At Hartford Stage, Jane Eyre and Edward Rochester make for an odd couple, indeed

Chandler Williams as Edward Rochester and Helen Sadler as Jane Eyre in Elizabeth Williamson's stage adaptation of Charlotte Bronte's "Jane Eyre" through Saturday at Hartford Stage in Hartford, Conn.

HARTFORD, Conn. — Theirs is perhaps among the more problematic "romances" in English literature — Charlotte Bronte's 18-year-old orphan governess, Jane Eyre, and her considerably older employer, the brooding, enigmatic Edward Rochester. They are, alas, no less problematic onstage in Elizabeth Williamson's faithful, dutiful stage adaptation of "Jane Eyre"; more so, perhaps.

Chandler Williams' Mr. Rochester certainly looms large in Nick Vaughan's dark, spare setting on the spacious Hartford Stage stage. With too-frequent florid flights of verbal fancy, he is as broad and expansive in his speech patterns as he is in physical stature. It's a performance painted in big, bold strokes; stronger on affectation than emotional complexity or authenticity.

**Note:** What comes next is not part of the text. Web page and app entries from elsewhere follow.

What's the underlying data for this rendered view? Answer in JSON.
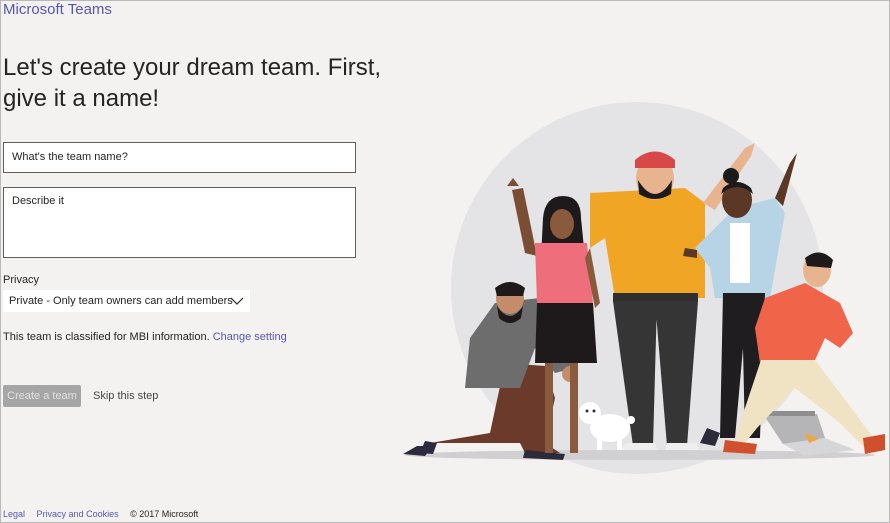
{
  "app": {
    "title": "Microsoft Teams"
  },
  "headline": "Let's create your dream team. First, give it a name!",
  "form": {
    "name_placeholder": "What's the team name?",
    "description_placeholder": "Describe it",
    "privacy_label": "Privacy",
    "privacy_value": "Private - Only team owners can add members",
    "classification_text": "This team is classified for MBI information.",
    "change_setting_link": "Change setting"
  },
  "actions": {
    "create_label": "Create a team",
    "skip_label": "Skip this step"
  },
  "footer": {
    "legal": "Legal",
    "privacy": "Privacy and Cookies",
    "copyright": "© 2017 Microsoft"
  },
  "colors": {
    "brand": "#5558af",
    "background": "#f3f2f1",
    "button_disabled": "#a6a6a6"
  }
}
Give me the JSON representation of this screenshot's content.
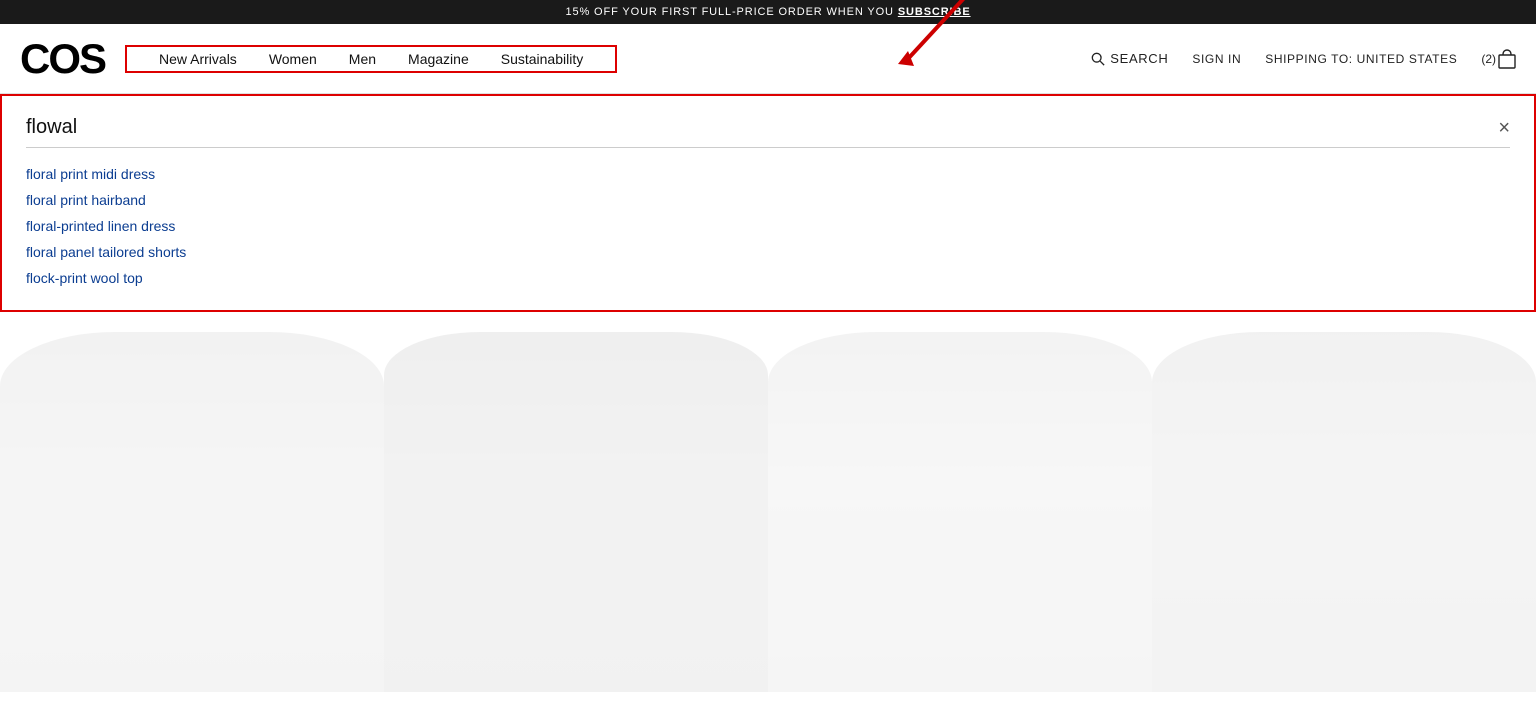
{
  "banner": {
    "text": "15% OFF YOUR FIRST FULL-PRICE ORDER WHEN YOU ",
    "link_text": "SUBSCRIBE"
  },
  "header": {
    "logo": "COS",
    "nav": {
      "items": [
        {
          "label": "New Arrivals",
          "id": "new-arrivals"
        },
        {
          "label": "Women",
          "id": "women"
        },
        {
          "label": "Men",
          "id": "men"
        },
        {
          "label": "Magazine",
          "id": "magazine"
        },
        {
          "label": "Sustainability",
          "id": "sustainability"
        }
      ]
    },
    "search_label": "SEARCH",
    "sign_in_label": "SIGN IN",
    "shipping_label": "SHIPPING TO: UNITED STATES",
    "cart_count": "(2)"
  },
  "search": {
    "input_value": "flowal",
    "close_label": "×",
    "suggestions": [
      "floral print midi dress",
      "floral print hairband",
      "floral-printed linen dress",
      "floral panel tailored shorts",
      "flock-print wool top"
    ]
  },
  "products": {
    "count": 4
  }
}
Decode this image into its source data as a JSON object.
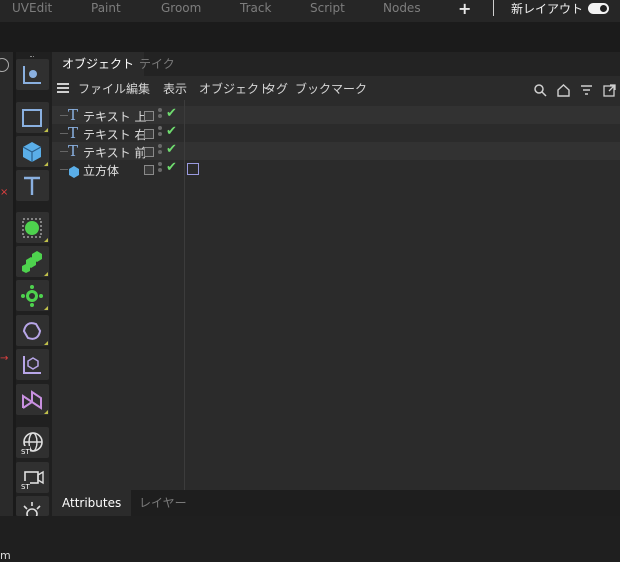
{
  "topbar": {
    "tabs": [
      "UVEdit",
      "Paint",
      "Groom",
      "Track",
      "Script",
      "Nodes"
    ],
    "add_icon": "plus-icon",
    "layout_label": "新レイアウト",
    "toggle_on": true
  },
  "panel": {
    "tabs": [
      "オブジェクト",
      "テイク"
    ],
    "menu": [
      "ファイル",
      "編集",
      "表示",
      "オブジェクト",
      "タグ",
      "ブックマーク"
    ],
    "menu_icons": [
      "search-icon",
      "home-icon",
      "filter-icon",
      "new-window-icon"
    ],
    "objects": [
      {
        "name": "テキスト 上",
        "icon": "text-icon",
        "visible": true,
        "has_tag": false
      },
      {
        "name": "テキスト 右",
        "icon": "text-icon",
        "visible": true,
        "has_tag": false
      },
      {
        "name": "テキスト 前",
        "icon": "text-icon",
        "visible": true,
        "has_tag": false
      },
      {
        "name": "立方体",
        "icon": "cube-icon",
        "visible": true,
        "has_tag": true
      }
    ]
  },
  "toolbar": {
    "tools": [
      "move-tool-icon",
      "rectangle-spline-icon",
      "cube-primitive-icon",
      "text-spline-icon",
      "subdivision-icon",
      "cloner-icon",
      "deformer-icon",
      "bend-icon",
      "coordinate-icon",
      "field-icon",
      "sky-icon",
      "camera-icon",
      "light-icon"
    ]
  },
  "left_edge": {
    "m_label": "m"
  },
  "bottom": {
    "tabs": [
      "Attributes",
      "レイヤー"
    ]
  },
  "colors": {
    "accent_green": "#6fdc6f",
    "text_icon": "#8ab0e0",
    "cube_icon": "#5aaee8"
  }
}
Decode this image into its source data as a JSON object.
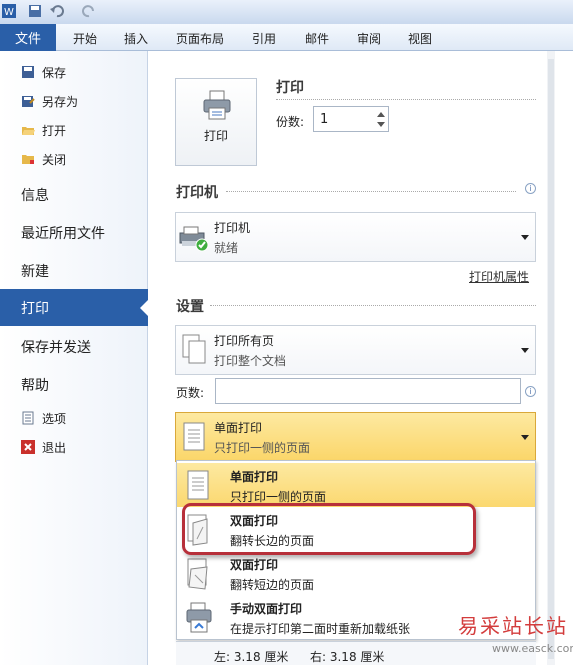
{
  "ribbon": {
    "file_tab": "文件",
    "tabs": [
      "开始",
      "插入",
      "页面布局",
      "引用",
      "邮件",
      "审阅",
      "视图"
    ]
  },
  "sidebar": {
    "save": "保存",
    "save_as": "另存为",
    "open": "打开",
    "close": "关闭",
    "info": "信息",
    "recent": "最近所用文件",
    "new": "新建",
    "print": "打印",
    "save_send": "保存并发送",
    "help": "帮助",
    "options": "选项",
    "exit": "退出"
  },
  "print_section": {
    "button_label": "打印",
    "heading": "打印",
    "copies_label": "份数:",
    "copies_value": "1"
  },
  "printer_section": {
    "heading": "打印机",
    "printer_name": "打印机",
    "printer_status": "就绪",
    "properties_link": "打印机属性"
  },
  "settings_section": {
    "heading": "设置",
    "range_title": "打印所有页",
    "range_desc": "打印整个文档",
    "pages_label": "页数:",
    "pages_value": "",
    "sided_title": "单面打印",
    "sided_desc": "只打印一侧的页面"
  },
  "sided_menu": [
    {
      "title": "单面打印",
      "desc": "只打印一侧的页面"
    },
    {
      "title": "双面打印",
      "desc": "翻转长边的页面"
    },
    {
      "title": "双面打印",
      "desc": "翻转短边的页面"
    },
    {
      "title": "手动双面打印",
      "desc": "在提示打印第二面时重新加载纸张"
    }
  ],
  "margins": {
    "left": "左: 3.18 厘米",
    "right": "右: 3.18 厘米"
  },
  "watermark": {
    "line1": "易采站长站",
    "line2": "www.easck.com"
  },
  "colors": {
    "accent": "#2a5fa8",
    "highlight": "#fbd669",
    "annotation": "#b7303a"
  }
}
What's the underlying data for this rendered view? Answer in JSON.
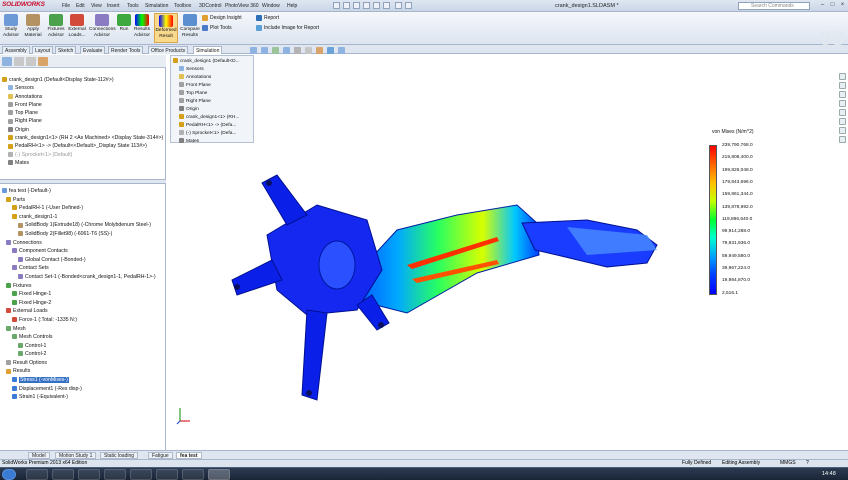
{
  "app": {
    "logo": "SOLIDWORKS",
    "doc_title": "crank_design1.SLDASM *"
  },
  "menu": [
    "File",
    "Edit",
    "View",
    "Insert",
    "Tools",
    "Simulation",
    "Toolbox",
    "3DControl",
    "PhotoView 360",
    "Window",
    "Help"
  ],
  "search": {
    "placeholder": "Search Commands"
  },
  "ribbon": {
    "buttons": [
      "Study Advisor",
      "Apply Material",
      "Fixtures Advisor",
      "External Loads...",
      "Connections Advisor",
      "Run",
      "Results Advisor",
      "Deformed Result",
      "Compare Results"
    ],
    "small": [
      "Design Insight",
      "Plot Tools",
      "Report",
      "Include Image for Report"
    ]
  },
  "tabs": [
    "Assembly",
    "Layout",
    "Sketch",
    "Evaluate",
    "Render Tools",
    "Office Products",
    "Simulation"
  ],
  "feature_tree": [
    {
      "label": "crank_design1  (Default<Display State-112#>)",
      "gray": false
    },
    {
      "label": "Sensors",
      "gray": false
    },
    {
      "label": "Annotations",
      "gray": false
    },
    {
      "label": "Front Plane",
      "gray": false
    },
    {
      "label": "Top Plane",
      "gray": false
    },
    {
      "label": "Right Plane",
      "gray": false
    },
    {
      "label": "Origin",
      "gray": false
    },
    {
      "label": "crank_design1<1> (RH 2 <As Machined> <Display State-314#>)",
      "gray": false
    },
    {
      "label": "PedalRH<1> -> (Default<<Default>_Display State 113#>)",
      "gray": false
    },
    {
      "label": "(-) Sprocket<1> (Default)",
      "gray": true
    },
    {
      "label": "Mates",
      "gray": false
    }
  ],
  "flyout_tree": [
    "crank_design1  (Default<D...",
    "Sensors",
    "Annotations",
    "Front Plane",
    "Top Plane",
    "Right Plane",
    "Origin",
    "crank_design1<1> (RH...",
    "PedalRH<1> -> (Defa...",
    "(-) Sprocket<1> (Defa...",
    "Mates"
  ],
  "study_tree": [
    {
      "label": "fea test (-Default-)",
      "sel": false
    },
    {
      "label": "Parts",
      "sel": false
    },
    {
      "label": "PedalRH-1 (-User Defined-)",
      "sel": false
    },
    {
      "label": "crank_design1-1",
      "sel": false
    },
    {
      "label": "SolidBody 1(Extrude18) (-Chrome Molybdenum Steel-)",
      "sel": false
    },
    {
      "label": "SolidBody 2(Fillet98) (-6061-T6 (SS)-)",
      "sel": false
    },
    {
      "label": "Connections",
      "sel": false
    },
    {
      "label": "Component Contacts",
      "sel": false
    },
    {
      "label": "Global Contact (-Bonded-)",
      "sel": false
    },
    {
      "label": "Contact Sets",
      "sel": false
    },
    {
      "label": "Contact Set-1 (-Bonded<crank_design1-1, PedalRH-1>-)",
      "sel": false
    },
    {
      "label": "Fixtures",
      "sel": false
    },
    {
      "label": "Fixed Hinge-1",
      "sel": false
    },
    {
      "label": "Fixed Hinge-2",
      "sel": false
    },
    {
      "label": "External Loads",
      "sel": false
    },
    {
      "label": "Force-1 (:Total: -1335 N:)",
      "sel": false
    },
    {
      "label": "Mesh",
      "sel": false
    },
    {
      "label": "Mesh Controls",
      "sel": false
    },
    {
      "label": "Control-1",
      "sel": false
    },
    {
      "label": "Control-2",
      "sel": false
    },
    {
      "label": "Result Options",
      "sel": false
    },
    {
      "label": "Results",
      "sel": false
    },
    {
      "label": "Stress1 (-vonMises-)",
      "sel": true
    },
    {
      "label": "Displacement1 (-Res disp-)",
      "sel": false
    },
    {
      "label": "Strain1 (-Equivalent-)",
      "sel": false
    }
  ],
  "legend": {
    "title": "von Mises (N/m^2)",
    "values": [
      "239,790,768.0",
      "219,808,400.0",
      "199,826,048.0",
      "179,843,696.0",
      "159,861,344.0",
      "139,878,992.0",
      "119,896,640.0",
      "99,914,288.0",
      "79,931,936.0",
      "59,949,580.0",
      "39,967,224.0",
      "19,984,870.0",
      "2,516.1"
    ]
  },
  "bottom_tabs": [
    "Model",
    "Motion Study 1",
    "Static loading",
    "Fatigue",
    "fea test"
  ],
  "status": {
    "left": "SolidWorks Premium 2013 x64 Edition",
    "state": "Fully Defined",
    "mode": "Editing Assembly",
    "units": "MMGS",
    "help": "?"
  },
  "taskbar": {
    "time": "14:48"
  },
  "colors": {
    "accent": "#3471c4",
    "brand": "#c8102e",
    "ribbon": "#dde5f0"
  }
}
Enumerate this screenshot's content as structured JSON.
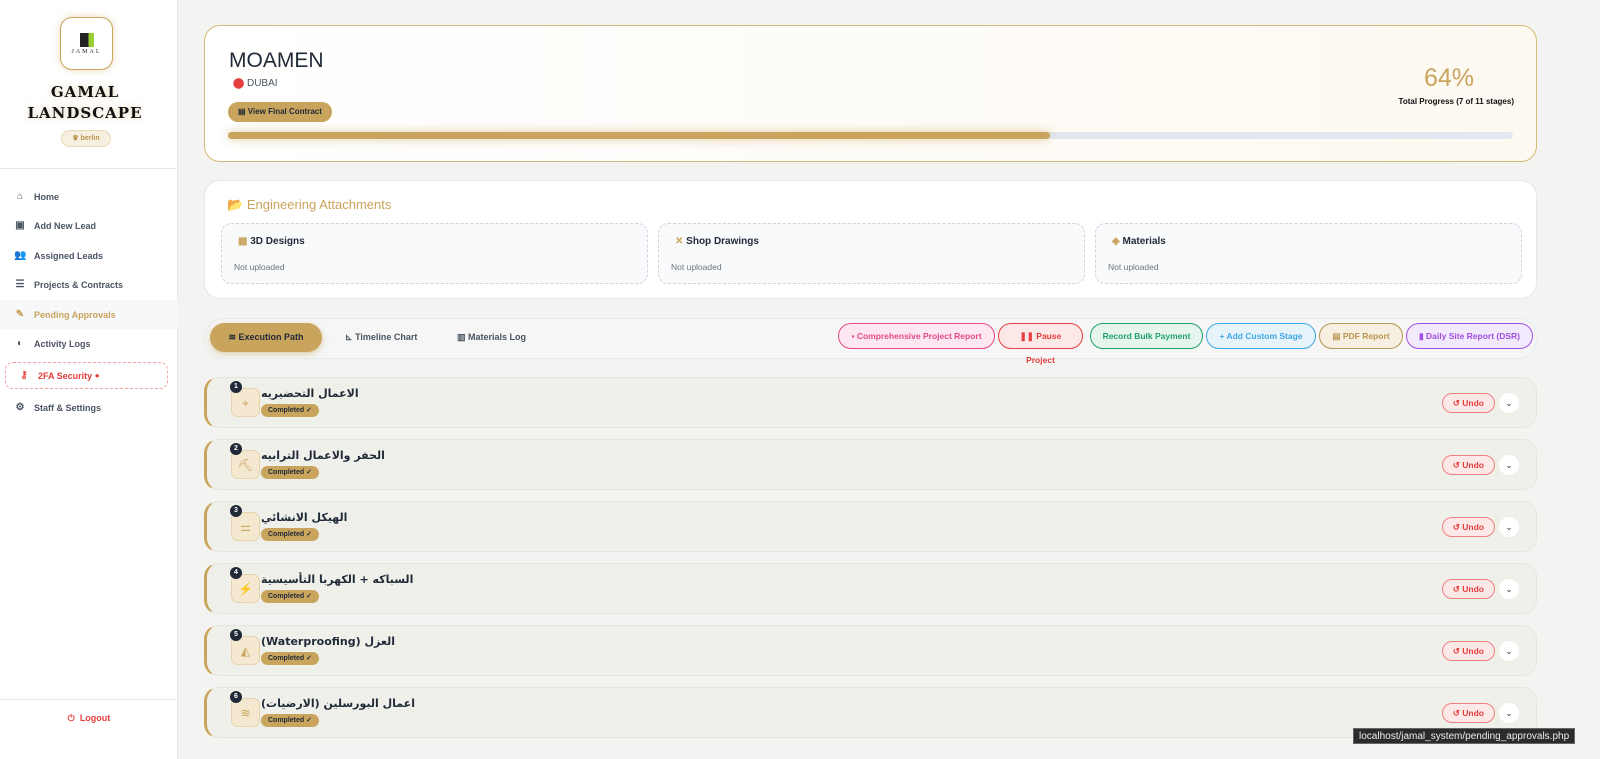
{
  "sidebar": {
    "logo_text": "JAMAL",
    "brand": "GAMAL LANDSCAPE",
    "user": "♛ berlin",
    "items": [
      {
        "label": "Home",
        "icon": "home-icon"
      },
      {
        "label": "Add New Lead",
        "icon": "contact-book-icon"
      },
      {
        "label": "Assigned Leads",
        "icon": "users-icon"
      },
      {
        "label": "Projects & Contracts",
        "icon": "list-check-icon"
      },
      {
        "label": "Pending Approvals",
        "icon": "file-signature-icon"
      },
      {
        "label": "Activity Logs",
        "icon": "shield-icon"
      },
      {
        "label": "2FA Security",
        "icon": "key-icon"
      },
      {
        "label": "Staff & Settings",
        "icon": "user-gear-icon"
      }
    ],
    "logout": "Logout"
  },
  "header": {
    "name": "MOAMEN",
    "location": "DUBAI",
    "view_contract": "View Final Contract",
    "progress_pct": "64%",
    "progress_value": 64,
    "progress_label": "Total Progress (7 of 11 stages)"
  },
  "attachments": {
    "title": "Engineering Attachments",
    "boxes": [
      {
        "title": "3D Designs",
        "status": "Not uploaded"
      },
      {
        "title": "Shop Drawings",
        "status": "Not uploaded"
      },
      {
        "title": "Materials",
        "status": "Not uploaded"
      }
    ]
  },
  "toolbar": {
    "tabs": [
      "Execution Path",
      "Timeline Chart",
      "Materials Log"
    ],
    "actions": [
      {
        "label": "Comprehensive Project Report",
        "color": "#e5488a"
      },
      {
        "label": "Pause Project",
        "color": "#e53e3e"
      },
      {
        "label": "Record Bulk Payment",
        "color": "#22a06b"
      },
      {
        "label": "+ Add Custom Stage",
        "color": "#3ea8e5"
      },
      {
        "label": "PDF Report",
        "color": "#b9954e"
      },
      {
        "label": "Daily Site Report (DSR)",
        "color": "#9f4fe0"
      }
    ]
  },
  "stages": [
    {
      "num": "1",
      "title": "الاعمال التحضيريه",
      "status": "Completed ✓",
      "undo": "Undo"
    },
    {
      "num": "2",
      "title": "الحفر والاعمال الترابيه",
      "status": "Completed ✓",
      "undo": "Undo"
    },
    {
      "num": "3",
      "title": "الهيكل الانشائي",
      "status": "Completed ✓",
      "undo": "Undo"
    },
    {
      "num": "4",
      "title": "السباكه + الكهربا التأسيسية",
      "status": "Completed ✓",
      "undo": "Undo"
    },
    {
      "num": "5",
      "title": "العزل (Waterproofing)",
      "status": "Completed ✓",
      "undo": "Undo"
    },
    {
      "num": "6",
      "title": "اعمال البورسلين (الارضيات)",
      "status": "Completed ✓",
      "undo": "Undo"
    }
  ],
  "status_url": "localhost/jamal_system/pending_approvals.php"
}
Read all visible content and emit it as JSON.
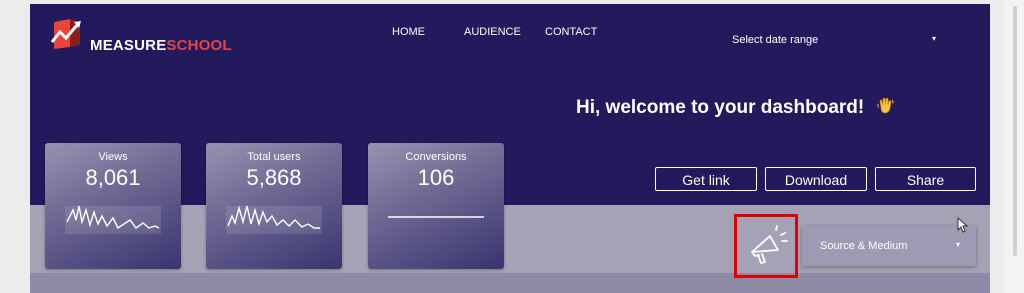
{
  "brand": {
    "part1": "MEASURE",
    "part2": "SCHOOL"
  },
  "nav": {
    "home": "HOME",
    "audience": "AUDIENCE",
    "contact": "CONTACT"
  },
  "date_range": {
    "label": "Select date range",
    "caret": "▾"
  },
  "welcome": {
    "text": "Hi, welcome to your dashboard!",
    "emoji": "👋"
  },
  "scorecards": [
    {
      "title": "Views",
      "value": "8,061"
    },
    {
      "title": "Total users",
      "value": "5,868"
    },
    {
      "title": "Conversions",
      "value": "106"
    }
  ],
  "actions": {
    "get_link": "Get link",
    "download": "Download",
    "share": "Share"
  },
  "filter": {
    "label": "Source & Medium",
    "caret": "▾"
  },
  "icons": {
    "logo": "measureschool-logo",
    "megaphone": "megaphone-icon",
    "cursor": "mouse-pointer-icon"
  },
  "colors": {
    "header_bg": "#221a5c",
    "lower_bg": "#a6a2b6",
    "brand_accent": "#e8453c",
    "highlight": "#e00000"
  }
}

Jane — who narrates the events of her story from a vantage point of years as she is setting down her memoir — is, as her narrative begins, an 18-year-old young woman with few, if any, resources of her own who is at a distinct disadvantage not only in a society that is arrayed against her as a woman but also within the imposing setting of Mr. Rochester's Thornfield Hall with its clearly defined social order and its secrets — one especially — that cast a kind of pall throughout the atmosphere. The odd dynamic

Williamson's production moves steadfastly over the course of its 2 hours, performed by an able company of actors who, with the exceptions of Sadler and Williams, play multiple roles.

Sadler gives Jane spine; a sense of curiosity, resourcefulness, determination as she sets out to find and assert her voice in a setting that will challenge her at every turn, especially as she struggles with her own demons. She will, on the way of her journey, become overcome; overwhelmed; only to come back strong and marry Rochester — sightless; disabled — and build a life together that, she says, looking back over the years, has given them both happiness. Without even the barest hint of "chemistry" between Sadler's Jane and Williams' Rochester, I guess we'll just have to take her word for it.